Woodward served his suspension Tuesday when the Rangers faced the Padres. Gibaut has elected to appeal and was active for the game. They were both fined an undisclosed amount.
Tatis missed a take sign and swung on a 3-0 pitch with the bases loaded and the Padres sporting a seven-run lead in the eighth inning. Woodward immediately displayed his displeasure with what he perceived as a violation of an unwritten rule of baseball. After the game, the skipper said the pitch got away from Gibaut.
"I'm not pounding my fist on the table saying this was absolutely horrendous," Woodward said of Tatis' swing before the suspension was announced. "I just thought it went just past the line."
Padres manager Jayce Tingler said after the game that Tatis missed the take sign from third-base coach Glenn Hoffman. Tatis said after the game he wasn't aware of such a practice and promised to learn from the experience.
"I've been in this game since I was a kid," he said. "I know a lot of unwritten rules. I was kind of lost on this. Those experiences, you have to learn. Probably next time, I'll take a pitch."
Before Tuesday's game, Tingler said he won't put restraints on the 21-year-old who began the day leading the majors with 11 home runs and 28 RBIs. He also said he was glad Tatis missed the sign.

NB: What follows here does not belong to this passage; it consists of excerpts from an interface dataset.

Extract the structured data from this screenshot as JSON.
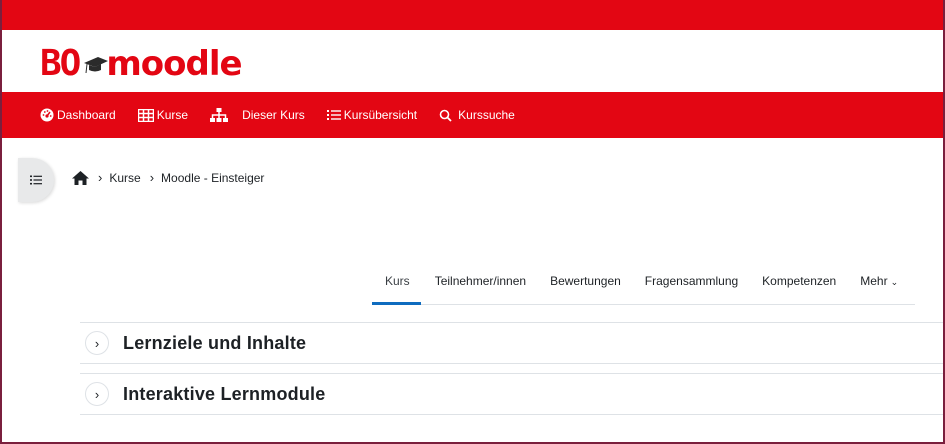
{
  "branding": {
    "logo_prefix": "BO",
    "logo_name": "moodle",
    "brand_color": "#e30613",
    "accent_color": "#0f6cbf"
  },
  "nav": {
    "items": [
      {
        "label": "Dashboard",
        "icon": "dashboard-icon"
      },
      {
        "label": "Kurse",
        "icon": "grid-icon"
      },
      {
        "label": "Dieser Kurs",
        "icon": "sitemap-icon"
      },
      {
        "label": "Kursübersicht",
        "icon": "list-icon"
      },
      {
        "label": "Kurssuche",
        "icon": "search-icon"
      }
    ]
  },
  "breadcrumb": {
    "items": [
      "Kurse",
      "Moodle - Einsteiger"
    ]
  },
  "tabs": [
    {
      "label": "Kurs",
      "active": true
    },
    {
      "label": "Teilnehmer/innen"
    },
    {
      "label": "Bewertungen"
    },
    {
      "label": "Fragensammlung"
    },
    {
      "label": "Kompetenzen"
    },
    {
      "label": "Mehr"
    }
  ],
  "sections": [
    {
      "title": "Lernziele und Inhalte"
    },
    {
      "title": "Interaktive Lernmodule"
    }
  ]
}
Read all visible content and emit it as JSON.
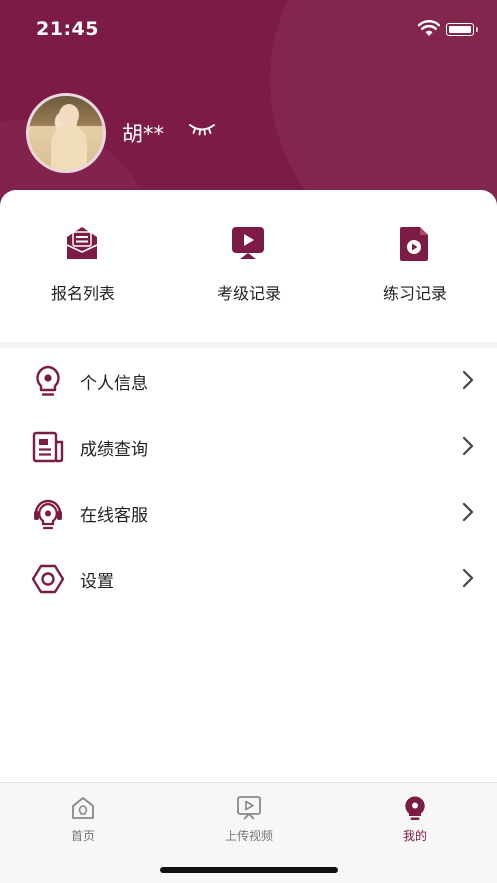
{
  "status_bar": {
    "time": "21:45"
  },
  "profile": {
    "name": "胡**"
  },
  "quick_actions": [
    {
      "label": "报名列表",
      "icon": "envelope-list-icon"
    },
    {
      "label": "考级记录",
      "icon": "play-board-icon"
    },
    {
      "label": "练习记录",
      "icon": "play-file-icon"
    }
  ],
  "menu": [
    {
      "label": "个人信息",
      "icon": "bulb-info-icon"
    },
    {
      "label": "成绩查询",
      "icon": "document-icon"
    },
    {
      "label": "在线客服",
      "icon": "headset-icon"
    },
    {
      "label": "设置",
      "icon": "hex-nut-icon"
    }
  ],
  "tabbar": [
    {
      "label": "首页",
      "icon": "home-icon",
      "active": false
    },
    {
      "label": "上传视频",
      "icon": "upload-video-icon",
      "active": false
    },
    {
      "label": "我的",
      "icon": "profile-bulb-icon",
      "active": true
    }
  ],
  "colors": {
    "brand": "#7c1b45",
    "inactive_tab": "#777777"
  }
}
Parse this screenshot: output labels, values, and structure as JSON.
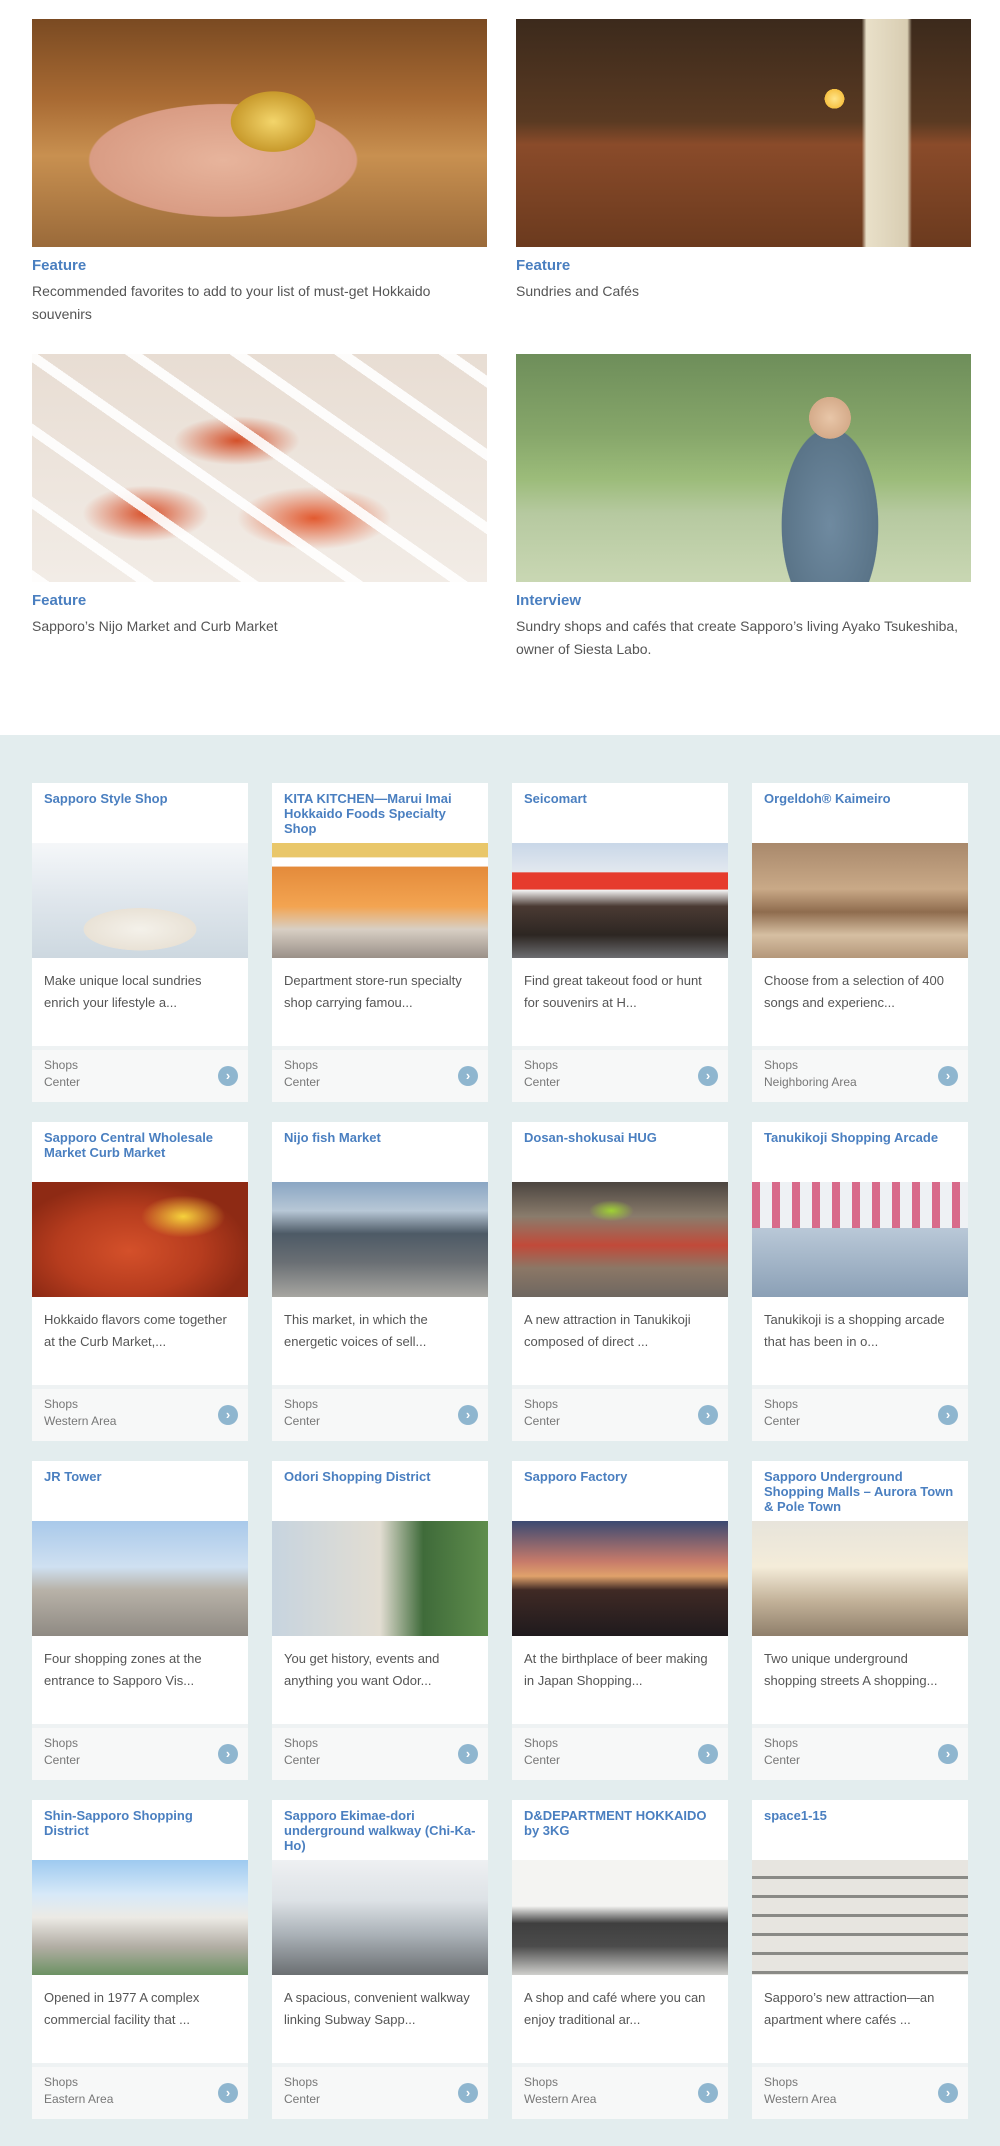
{
  "features": [
    {
      "category": "Feature",
      "description": "Recommended favorites to add to your list of must-get Hokkaido souvenirs",
      "image": "music-box-photo"
    },
    {
      "category": "Feature",
      "description": "Sundries and Cafés",
      "image": "cafe-interior-photo"
    },
    {
      "category": "Feature",
      "description": "Sapporo’s Nijo Market and Curb Market",
      "image": "crab-market-photo"
    },
    {
      "category": "Interview",
      "description": "Sundry shops and cafés that create Sapporo’s living Ayako Tsukeshiba, owner of Siesta Labo.",
      "image": "interview-portrait-photo"
    }
  ],
  "shops": [
    {
      "title": "Sapporo Style Shop",
      "text": "Make unique local sundries enrich your lifestyle a...",
      "category": "Shops",
      "area": "Center"
    },
    {
      "title": "KITA KITCHEN—Marui Imai Hokkaido Foods Specialty Shop",
      "text": "Department store-run specialty shop carrying famou...",
      "category": "Shops",
      "area": "Center"
    },
    {
      "title": "Seicomart",
      "text": "Find great takeout food or hunt for souvenirs at H...",
      "category": "Shops",
      "area": "Center"
    },
    {
      "title": "Orgeldoh® Kaimeiro",
      "text": "Choose from a selection of 400 songs and experienc...",
      "category": "Shops",
      "area": "Neighboring Area"
    },
    {
      "title": "Sapporo Central Wholesale Market Curb Market",
      "text": "Hokkaido flavors come together at the Curb Market,...",
      "category": "Shops",
      "area": "Western Area"
    },
    {
      "title": "Nijo fish Market",
      "text": "This market, in which the energetic voices of sell...",
      "category": "Shops",
      "area": "Center"
    },
    {
      "title": "Dosan-shokusai HUG",
      "text": "A new attraction in Tanukikoji composed of direct ...",
      "category": "Shops",
      "area": "Center"
    },
    {
      "title": "Tanukikoji Shopping Arcade",
      "text": "Tanukikoji is a shopping arcade that has been in o...",
      "category": "Shops",
      "area": "Center"
    },
    {
      "title": "JR Tower",
      "text": "Four shopping zones at the entrance to Sapporo Vis...",
      "category": "Shops",
      "area": "Center"
    },
    {
      "title": "Odori Shopping District",
      "text": "You get history, events and anything you want Odor...",
      "category": "Shops",
      "area": "Center"
    },
    {
      "title": "Sapporo Factory",
      "text": "At the birthplace of beer making in Japan Shopping...",
      "category": "Shops",
      "area": "Center"
    },
    {
      "title": "Sapporo Underground Shopping Malls – Aurora Town & Pole Town",
      "text": "Two unique underground shopping streets A shopping...",
      "category": "Shops",
      "area": "Center"
    },
    {
      "title": "Shin-Sapporo Shopping District",
      "text": "Opened in 1977 A complex commercial facility that ...",
      "category": "Shops",
      "area": "Eastern Area"
    },
    {
      "title": "Sapporo Ekimae-dori underground walkway (Chi-Ka-Ho)",
      "text": "A spacious, convenient walkway linking Subway Sapp...",
      "category": "Shops",
      "area": "Center"
    },
    {
      "title": "D&DEPARTMENT HOKKAIDO by 3KG",
      "text": "A shop and café where you can enjoy traditional ar...",
      "category": "Shops",
      "area": "Western Area"
    },
    {
      "title": "space1-15",
      "text": "Sapporo’s new attraction—an apartment where cafés ...",
      "category": "Shops",
      "area": "Western Area"
    }
  ],
  "arrow_icon": "chevron-right-icon",
  "colors": {
    "accent": "#4a7fc0",
    "section_bg": "#e3edee",
    "arrow": "#8fb6cf"
  }
}
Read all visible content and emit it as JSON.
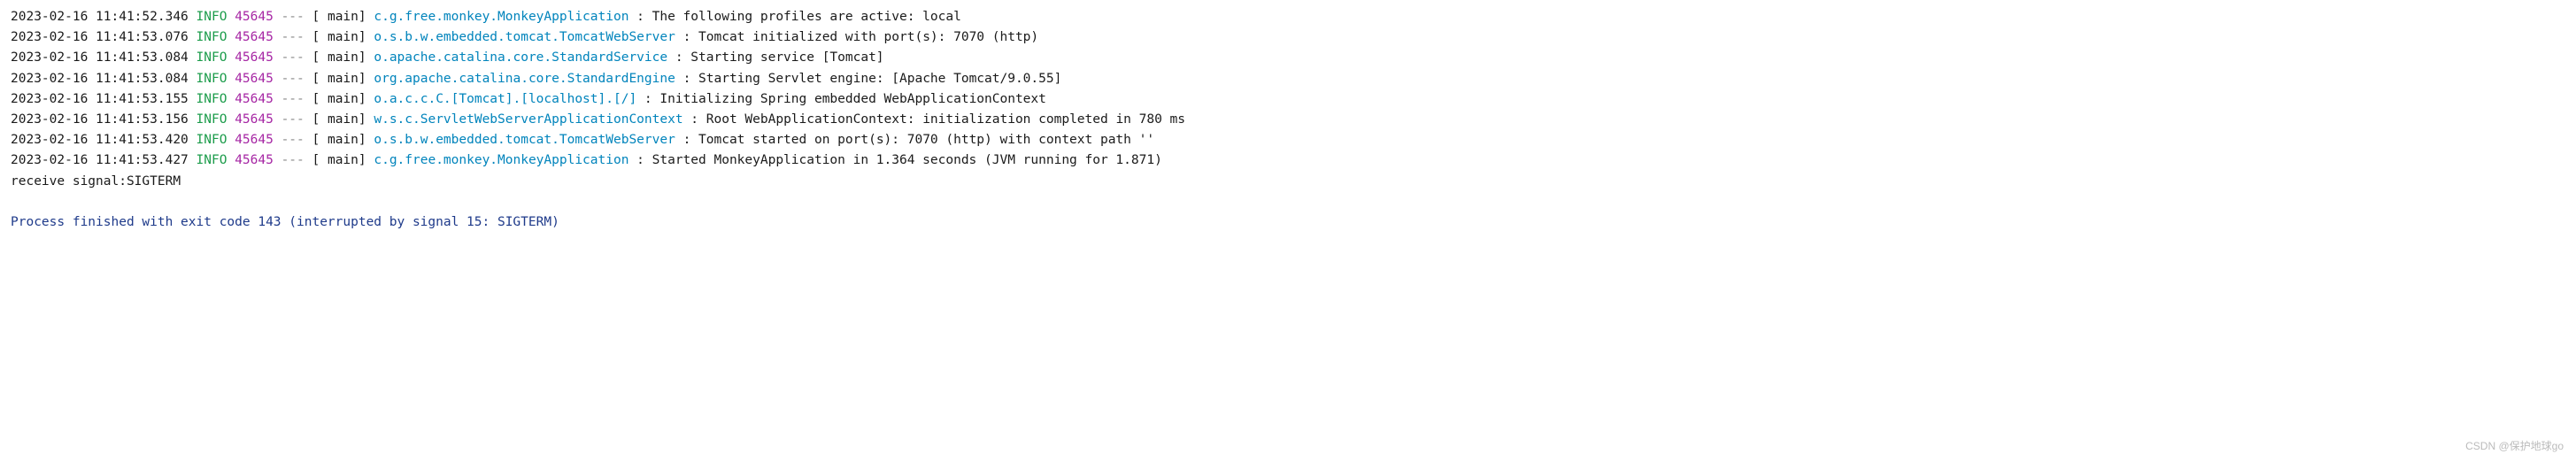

"We were certainly looking to score more runs and put that game away," said Tingler, adding that his club, which is seeking its first winning season since 2010, has struggled to do that. "We're not looking to break any unwritten rules. We're looking to win the game."
Tatis' decision to swing became a hot topic on Tuesday, with former and current players and managers across the sport weighing in on baseball's "unwritten rules."
"I think it's a little bit silly. I think the needle has moved a long way in that regard," Yankees manager Aaron Boone said before a game against Tampa Bay.
"And not to straddle the fence too much, but I do think there's a sportsmanship etiquette element to things. But I think, look, now more than when these started even 10 and 50 and 100 years ago, things are different," he said.
Boone's father and grandfather both played in the majors. Tatis' dad also was a big leaguer.
"You guys have heard me talk about the run rule from time to time, in the regular season, and then it takes away all unwritten rules," he said. "But I do think the needle's moving closer in a direction where if you really break it down, guys aren't and should not be offended by, for example, somebody swinging at a 3-0 count last night."
"I would just say this is a long conversation that we should sit down and have a glass of wine over and really talk cause I do believe there is some nuance to it," he said. "So I'm not all the way in the camp of just throw it all out and do whatever you want, but I do think a lot of it is outdated and really silly when you really think about it."
Information from The Associated Press was used in this report.